*WHAT YOU SHOULD DO*
All of the data, except its images, should be set down exactly as it appears.

*Website and app data records*

- Opening Delimiter -

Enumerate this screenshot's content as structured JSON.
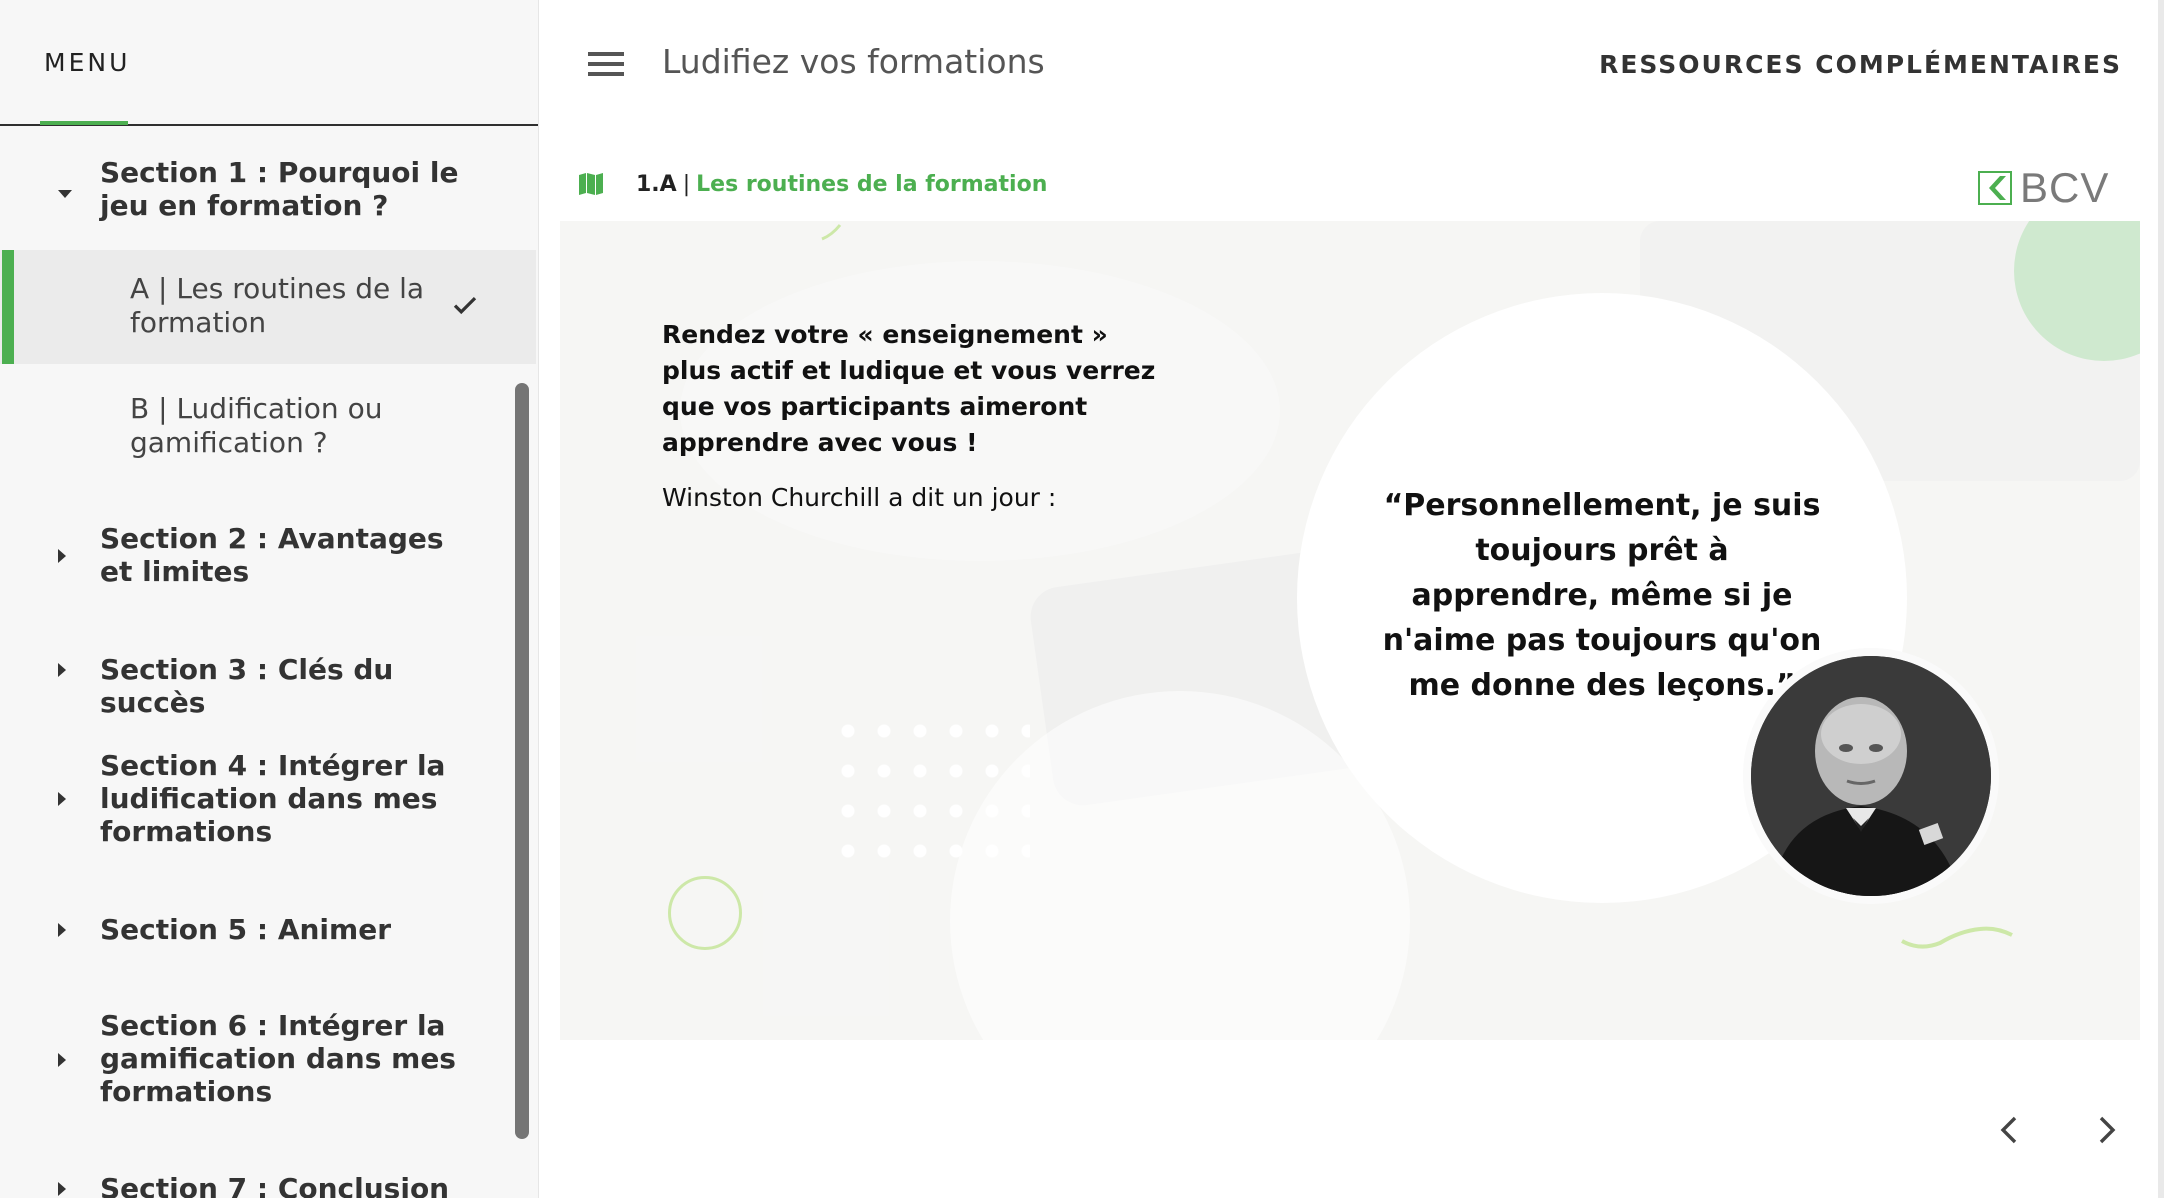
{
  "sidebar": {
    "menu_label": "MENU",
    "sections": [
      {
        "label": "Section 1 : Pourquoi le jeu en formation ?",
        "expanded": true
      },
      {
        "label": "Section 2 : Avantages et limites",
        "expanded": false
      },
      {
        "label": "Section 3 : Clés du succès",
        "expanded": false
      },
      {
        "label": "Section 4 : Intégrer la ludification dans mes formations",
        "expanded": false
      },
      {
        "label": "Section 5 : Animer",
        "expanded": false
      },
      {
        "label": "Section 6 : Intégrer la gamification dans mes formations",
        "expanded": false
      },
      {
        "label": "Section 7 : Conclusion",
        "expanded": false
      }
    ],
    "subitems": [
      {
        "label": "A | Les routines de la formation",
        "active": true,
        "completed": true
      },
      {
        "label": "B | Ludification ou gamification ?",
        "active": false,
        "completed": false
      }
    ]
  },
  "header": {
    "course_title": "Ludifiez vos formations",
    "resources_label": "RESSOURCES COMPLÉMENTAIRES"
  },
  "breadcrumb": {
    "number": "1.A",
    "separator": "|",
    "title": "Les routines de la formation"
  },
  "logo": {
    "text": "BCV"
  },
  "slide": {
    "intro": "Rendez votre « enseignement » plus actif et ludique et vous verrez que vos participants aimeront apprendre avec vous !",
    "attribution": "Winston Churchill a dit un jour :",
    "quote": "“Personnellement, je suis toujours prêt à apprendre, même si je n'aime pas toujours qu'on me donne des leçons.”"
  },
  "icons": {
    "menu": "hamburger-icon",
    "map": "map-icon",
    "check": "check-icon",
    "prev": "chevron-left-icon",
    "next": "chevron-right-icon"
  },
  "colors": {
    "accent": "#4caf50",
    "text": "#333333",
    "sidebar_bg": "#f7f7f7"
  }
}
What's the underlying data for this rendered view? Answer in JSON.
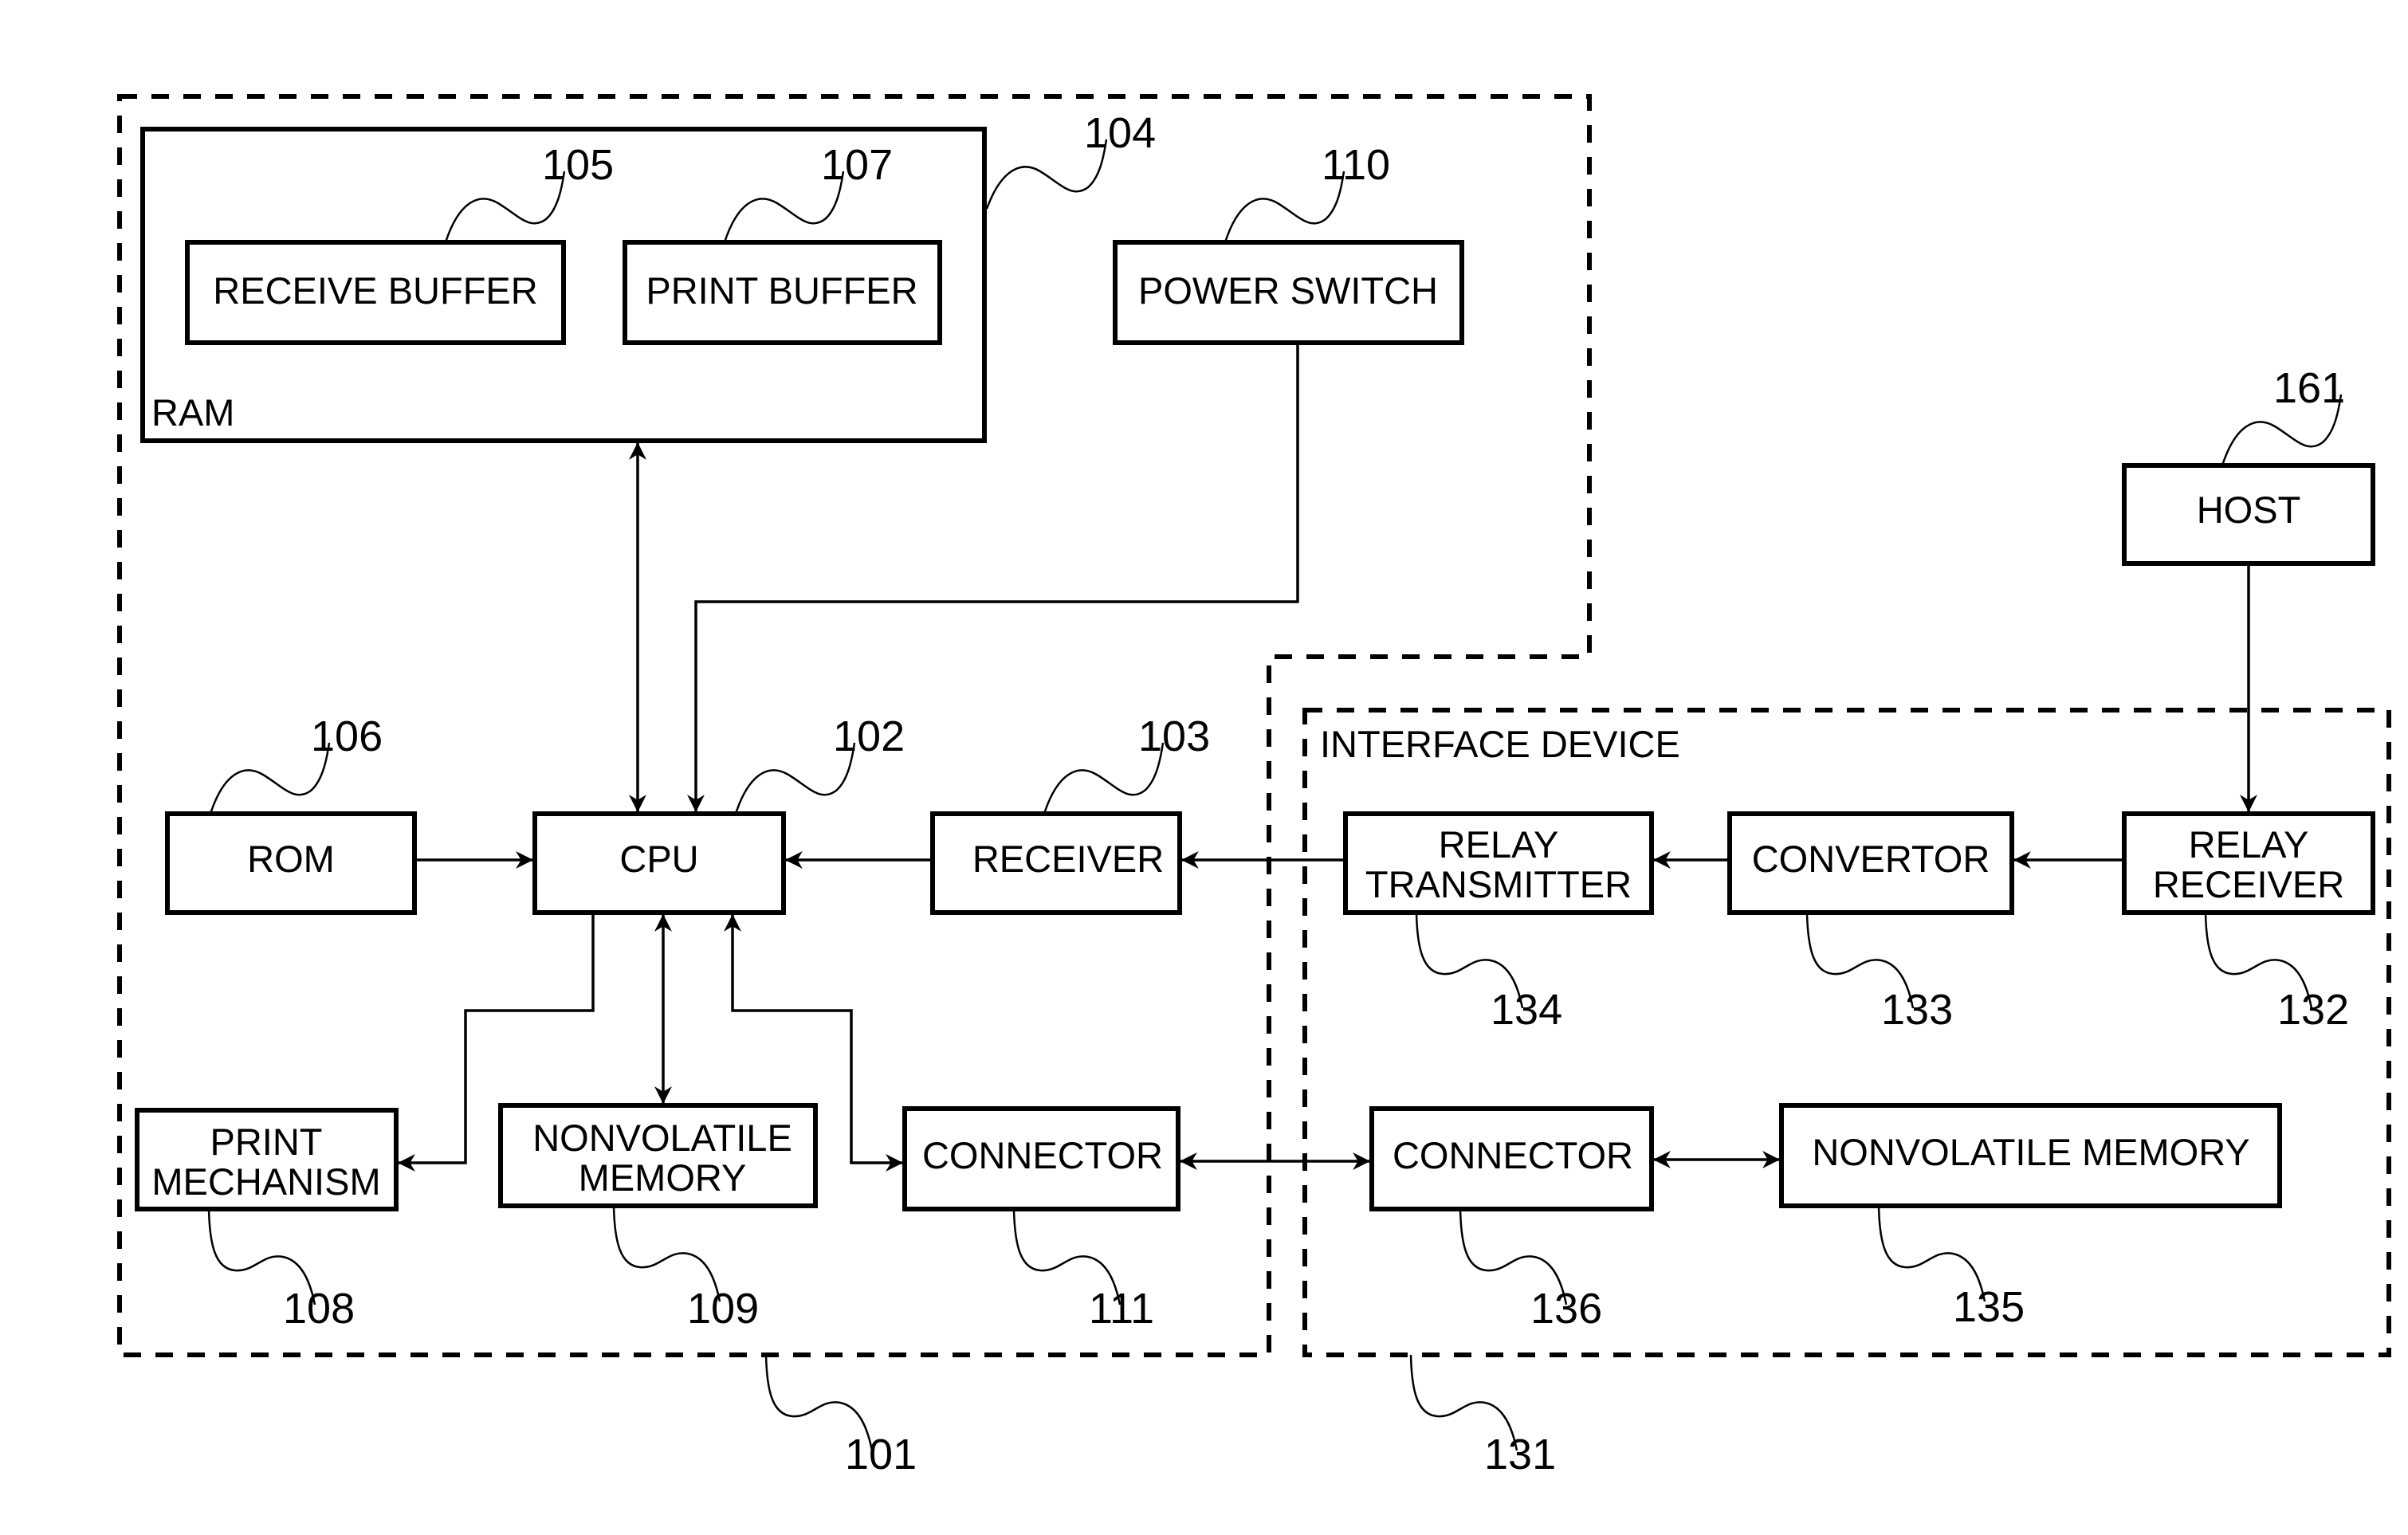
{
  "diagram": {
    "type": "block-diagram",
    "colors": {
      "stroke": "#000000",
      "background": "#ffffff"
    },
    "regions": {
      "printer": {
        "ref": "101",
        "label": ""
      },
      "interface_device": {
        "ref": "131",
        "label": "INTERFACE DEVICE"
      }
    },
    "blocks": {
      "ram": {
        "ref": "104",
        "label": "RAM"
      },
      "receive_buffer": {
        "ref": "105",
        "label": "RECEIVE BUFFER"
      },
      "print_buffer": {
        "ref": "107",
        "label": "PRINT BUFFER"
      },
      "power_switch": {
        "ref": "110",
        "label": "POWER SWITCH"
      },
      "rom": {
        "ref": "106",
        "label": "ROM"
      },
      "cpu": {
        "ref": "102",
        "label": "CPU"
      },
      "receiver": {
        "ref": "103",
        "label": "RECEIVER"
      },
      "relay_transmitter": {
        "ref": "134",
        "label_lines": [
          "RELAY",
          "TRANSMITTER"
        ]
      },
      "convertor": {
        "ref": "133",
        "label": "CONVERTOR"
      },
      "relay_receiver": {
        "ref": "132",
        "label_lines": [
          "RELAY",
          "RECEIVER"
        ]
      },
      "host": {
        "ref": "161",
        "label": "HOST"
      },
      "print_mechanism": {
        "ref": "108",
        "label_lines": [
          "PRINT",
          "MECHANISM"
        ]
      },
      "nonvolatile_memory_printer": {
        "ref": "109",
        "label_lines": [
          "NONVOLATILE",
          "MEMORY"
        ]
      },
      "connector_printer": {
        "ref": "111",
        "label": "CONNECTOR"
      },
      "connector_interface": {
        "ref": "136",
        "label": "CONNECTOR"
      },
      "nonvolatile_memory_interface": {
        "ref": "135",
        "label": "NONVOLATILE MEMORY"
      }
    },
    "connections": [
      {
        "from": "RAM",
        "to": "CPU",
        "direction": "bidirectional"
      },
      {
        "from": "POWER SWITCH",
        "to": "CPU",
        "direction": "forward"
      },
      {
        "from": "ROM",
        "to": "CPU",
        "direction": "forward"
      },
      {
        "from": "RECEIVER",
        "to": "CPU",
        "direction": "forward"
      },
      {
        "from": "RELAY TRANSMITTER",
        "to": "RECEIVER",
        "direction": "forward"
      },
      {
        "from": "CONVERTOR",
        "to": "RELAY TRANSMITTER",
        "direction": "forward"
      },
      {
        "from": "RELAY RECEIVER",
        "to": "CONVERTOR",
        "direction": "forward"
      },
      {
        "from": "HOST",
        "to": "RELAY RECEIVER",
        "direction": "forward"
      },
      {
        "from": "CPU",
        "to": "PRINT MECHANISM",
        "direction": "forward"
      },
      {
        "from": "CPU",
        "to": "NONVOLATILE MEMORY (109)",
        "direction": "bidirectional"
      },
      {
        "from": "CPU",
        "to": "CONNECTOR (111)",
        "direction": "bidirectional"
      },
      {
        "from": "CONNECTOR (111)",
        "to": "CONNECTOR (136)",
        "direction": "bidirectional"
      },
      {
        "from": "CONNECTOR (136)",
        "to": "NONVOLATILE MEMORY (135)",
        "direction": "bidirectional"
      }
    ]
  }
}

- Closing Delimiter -

*ANSWER AREA*
Enumerate this screenshot's content as structured JSON.
{
  "sidebar": {
    "menu_label": "MENU",
    "sections": [
      {
        "label": "Section 1 : Pourquoi le jeu en formation ?",
        "expanded": true
      },
      {
        "label": "Section 2 : Avantages et limites",
        "expanded": false
      },
      {
        "label": "Section 3 : Clés du succès",
        "expanded": false
      },
      {
        "label": "Section 4 : Intégrer la ludification dans mes formations",
        "expanded": false
      },
      {
        "label": "Section 5 : Animer",
        "expanded": false
      },
      {
        "label": "Section 6 : Intégrer la gamification dans mes formations",
        "expanded": false
      },
      {
        "label": "Section 7 : Conclusion",
        "expanded": false
      }
    ],
    "subitems": [
      {
        "label": "A | Les routines de la formation",
        "active": true,
        "completed": true
      },
      {
        "label": "B | Ludification ou gamification ?",
        "active": false,
        "completed": false
      }
    ]
  },
  "header": {
    "course_title": "Ludifiez vos formations",
    "resources_label": "RESSOURCES COMPLÉMENTAIRES"
  },
  "breadcrumb": {
    "number": "1.A",
    "separator": "|",
    "title": "Les routines de la formation"
  },
  "logo": {
    "text": "BCV"
  },
  "slide": {
    "intro": "Rendez votre « enseignement » plus actif et ludique et vous verrez que vos participants aimeront apprendre avec vous !",
    "attribution": "Winston Churchill a dit un jour :",
    "quote": "“Personnellement, je suis toujours prêt à apprendre, même si je n'aime pas toujours qu'on me donne des leçons.”"
  },
  "icons": {
    "menu": "hamburger-icon",
    "map": "map-icon",
    "check": "check-icon",
    "prev": "chevron-left-icon",
    "next": "chevron-right-icon"
  },
  "colors": {
    "accent": "#4caf50",
    "text": "#333333",
    "sidebar_bg": "#f7f7f7"
  }
}
What's the underlying data for this rendered view? Answer in JSON.
{
  "diagram": {
    "type": "block-diagram",
    "colors": {
      "stroke": "#000000",
      "background": "#ffffff"
    },
    "regions": {
      "printer": {
        "ref": "101",
        "label": ""
      },
      "interface_device": {
        "ref": "131",
        "label": "INTERFACE DEVICE"
      }
    },
    "blocks": {
      "ram": {
        "ref": "104",
        "label": "RAM"
      },
      "receive_buffer": {
        "ref": "105",
        "label": "RECEIVE BUFFER"
      },
      "print_buffer": {
        "ref": "107",
        "label": "PRINT BUFFER"
      },
      "power_switch": {
        "ref": "110",
        "label": "POWER SWITCH"
      },
      "rom": {
        "ref": "106",
        "label": "ROM"
      },
      "cpu": {
        "ref": "102",
        "label": "CPU"
      },
      "receiver": {
        "ref": "103",
        "label": "RECEIVER"
      },
      "relay_transmitter": {
        "ref": "134",
        "label_lines": [
          "RELAY",
          "TRANSMITTER"
        ]
      },
      "convertor": {
        "ref": "133",
        "label": "CONVERTOR"
      },
      "relay_receiver": {
        "ref": "132",
        "label_lines": [
          "RELAY",
          "RECEIVER"
        ]
      },
      "host": {
        "ref": "161",
        "label": "HOST"
      },
      "print_mechanism": {
        "ref": "108",
        "label_lines": [
          "PRINT",
          "MECHANISM"
        ]
      },
      "nonvolatile_memory_printer": {
        "ref": "109",
        "label_lines": [
          "NONVOLATILE",
          "MEMORY"
        ]
      },
      "connector_printer": {
        "ref": "111",
        "label": "CONNECTOR"
      },
      "connector_interface": {
        "ref": "136",
        "label": "CONNECTOR"
      },
      "nonvolatile_memory_interface": {
        "ref": "135",
        "label": "NONVOLATILE MEMORY"
      }
    },
    "connections": [
      {
        "from": "RAM",
        "to": "CPU",
        "direction": "bidirectional"
      },
      {
        "from": "POWER SWITCH",
        "to": "CPU",
        "direction": "forward"
      },
      {
        "from": "ROM",
        "to": "CPU",
        "direction": "forward"
      },
      {
        "from": "RECEIVER",
        "to": "CPU",
        "direction": "forward"
      },
      {
        "from": "RELAY TRANSMITTER",
        "to": "RECEIVER",
        "direction": "forward"
      },
      {
        "from": "CONVERTOR",
        "to": "RELAY TRANSMITTER",
        "direction": "forward"
      },
      {
        "from": "RELAY RECEIVER",
        "to": "CONVERTOR",
        "direction": "forward"
      },
      {
        "from": "HOST",
        "to": "RELAY RECEIVER",
        "direction": "forward"
      },
      {
        "from": "CPU",
        "to": "PRINT MECHANISM",
        "direction": "forward"
      },
      {
        "from": "CPU",
        "to": "NONVOLATILE MEMORY (109)",
        "direction": "bidirectional"
      },
      {
        "from": "CPU",
        "to": "CONNECTOR (111)",
        "direction": "bidirectional"
      },
      {
        "from": "CONNECTOR (111)",
        "to": "CONNECTOR (136)",
        "direction": "bidirectional"
      },
      {
        "from": "CONNECTOR (136)",
        "to": "NONVOLATILE MEMORY (135)",
        "direction": "bidirectional"
      }
    ]
  }
}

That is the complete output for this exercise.